Gestational diabetes may be a neglected contributor to the continuing high rates of maternal and neonatal mortality in sub-Saharan Africa. Without proper care, gestational diabetes—high blood sugar that is detected during pregnancy (and can include previously undetected pre-pregnancy diabetes)—increases the risk of eclampsia, miscarriage, obstructed labor, hemorrhage and fetal death, yet pregnant women in developing countries are rarely screened for the condition. Gestational diabetes is also a leading risk factor for preterm birth and stillbirth and can lead to other newborn health complications, such as abnormal birth weight, congenital malformation, respiratory distress syndrome and hypoglycemia.
A recent study conducted in Ethiopia by MSH at one rural and two urban health centers in the Tigray Region of Ethiopia aimed to understand the prevalence of gestational diabetes in Ethiopia and its risk factors and assess the feasibility of integrating low-cost services for gestational diabetes into antenatal care.

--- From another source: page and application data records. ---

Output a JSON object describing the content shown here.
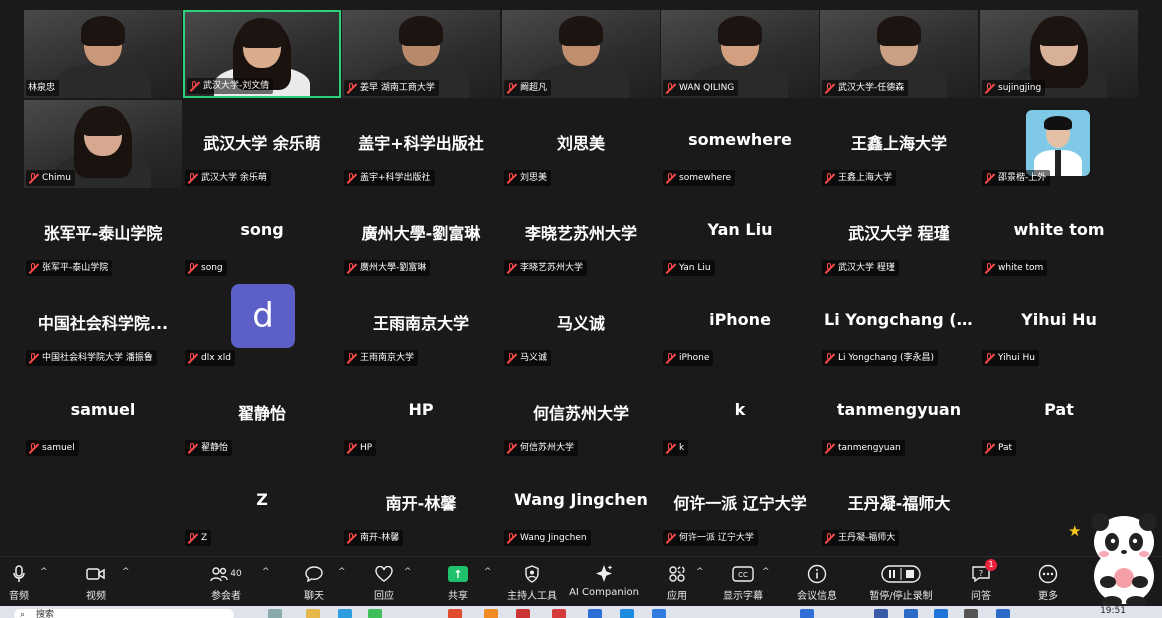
{
  "tiles": [
    {
      "name": "林泉忠"
    },
    {
      "name": "武汉大学-刘文倩"
    },
    {
      "name": "姜早 湖南工商大学"
    },
    {
      "name": "阚超凡"
    },
    {
      "name": "WAN QILING"
    },
    {
      "name": "武汉大学-任德森"
    },
    {
      "name": "sujingjing"
    },
    {
      "name": "Chimu"
    },
    {
      "display": "武汉大学 余乐萌",
      "name": "武汉大学 余乐萌"
    },
    {
      "display": "盖宇+科学出版社",
      "name": "盖宇+科学出版社"
    },
    {
      "display": "刘思美",
      "name": "刘思美"
    },
    {
      "display": "somewhere",
      "name": "somewhere"
    },
    {
      "display": "王鑫上海大学",
      "name": "王鑫上海大学"
    },
    {
      "name": "邵景楷-上外"
    },
    {
      "display": "张军平-泰山学院",
      "name": "张军平-泰山学院"
    },
    {
      "display": "song",
      "name": "song"
    },
    {
      "display": "廣州大學-劉富琳",
      "name": "廣州大學-劉富琳"
    },
    {
      "display": "李晓艺苏州大学",
      "name": "李晓艺苏州大学"
    },
    {
      "display": "Yan Liu",
      "name": "Yan Liu"
    },
    {
      "display": "武汉大学 程瑾",
      "name": "武汉大学 程瑾"
    },
    {
      "display": "white tom",
      "name": "white tom"
    },
    {
      "display": "中国社会科学院...",
      "name": "中国社会科学院大学 潘振鲁"
    },
    {
      "avatar_letter": "d",
      "name": "dlx xld"
    },
    {
      "display": "王雨南京大学",
      "name": "王雨南京大学"
    },
    {
      "display": "马义诚",
      "name": "马义诚"
    },
    {
      "display": "iPhone",
      "name": "iPhone"
    },
    {
      "display": "Li Yongchang (...",
      "name": "Li Yongchang (李永昌)"
    },
    {
      "display": "Yihui Hu",
      "name": "Yihui Hu"
    },
    {
      "display": "samuel",
      "name": "samuel"
    },
    {
      "display": "翟静怡",
      "name": "翟静怡"
    },
    {
      "display": "HP",
      "name": "HP"
    },
    {
      "display": "何信苏州大学",
      "name": "何信苏州大学"
    },
    {
      "display": "k",
      "name": "k"
    },
    {
      "display": "tanmengyuan",
      "name": "tanmengyuan"
    },
    {
      "display": "Pat",
      "name": "Pat"
    },
    {
      "display": "Z",
      "name": "Z"
    },
    {
      "display": "南开-林馨",
      "name": "南开-林馨"
    },
    {
      "display": "Wang Jingchen",
      "name": "Wang Jingchen"
    },
    {
      "display": "何许一派 辽宁大学",
      "name": "何许一派 辽宁大学"
    },
    {
      "display": "王丹凝-福师大",
      "name": "王丹凝-福师大"
    }
  ],
  "toolbar": {
    "audio": "音频",
    "video": "视频",
    "participants": "参会者",
    "participants_count": "40",
    "chat": "聊天",
    "react": "回应",
    "share": "共享",
    "host_tools": "主持人工具",
    "ai_companion": "AI Companion",
    "apps": "应用",
    "captions": "显示字幕",
    "meeting_info": "会议信息",
    "record": "暂停/停止录制",
    "qa": "问答",
    "qa_badge": "1",
    "more": "更多"
  },
  "taskbar": {
    "search_placeholder": "搜索",
    "time": "19:51"
  },
  "colors": {
    "active_speaker": "#2fd07a",
    "mic_off": "#ff4a4a",
    "share": "#1fc16b",
    "avatar": "#5b5fc7"
  }
}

The study found that relatively simple and low-cost interventions could help manage gestational diabetes for many women—but there were different outcomes among women living with HIV and those without the condition.

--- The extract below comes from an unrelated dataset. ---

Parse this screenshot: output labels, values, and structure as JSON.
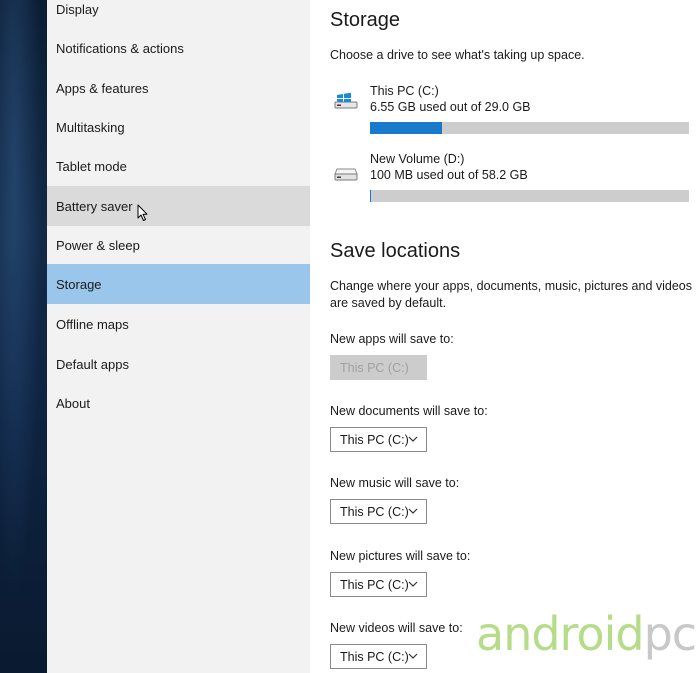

According to the study, more than 11% of the 1,242 pregnant women tested positive for gestational diabetes—higher than expected, since previous prevalence estimates of gestational diabetes in Ethiopia were between 4% and 9%. Nearly a quarter of the women living with HIV were diagnosed with gestational diabetes, compared with 11% of HIV-negative women.
HIV treatment and gestational diabetes
Among the HIV-positive pregnant women, 29% of those who were on antiretroviral treatment (ART) tested positive for gestational diabetes. By comparison, 15% of HIV-positive pregnant women who had not started ART prior to their pregnancies were diagnosed with gestational diabetes. This finding is especially important since Ethiopia has adopted the Option B+ treatment, which places all HIV-positive pregnant women on lifelong treatment.
The study also revealed challenges and discrepancies related to treatment for gestational diabetes. Whereas 79% of pregnant women with gestational diabetes brought their blood glucose levels to normal through low-cost behavioral interventions—including dietary changes and increased physical activity—after two weeks, less than half of the women living with HIV did so. Half of the pregnant women on ART responded positively to behavioral changes, compared to about a third of HIV-positive women not yet on ART.
The study results are eye-opening and warrant more attention. First, the prevalence of gestational diabetes among HIV-positive women and the treatment results should be assessed on a larger scale, including the influence of ART. The high prevalence of gestational diabetes among HIV-positive pregnant women highlights the importance of screening all HIV-positive pregnant women for gestational diabetes, especially in light of expanding ART coverage and Ethiopia’s adoption of Option B+ treatment. Furthermore, HIV-positive pregnant women with gestational diabetes may need specialized treatment services. Additional research should develop and test effective new treatment models, especially in low-resource and rural settings, where women frequently have trouble accessing regular care.
Since gestational diabetes is on the rise globally, understanding its prevalence and treatment options among all women—including those living with HIV—is fundamental to ending preventable maternal mortality.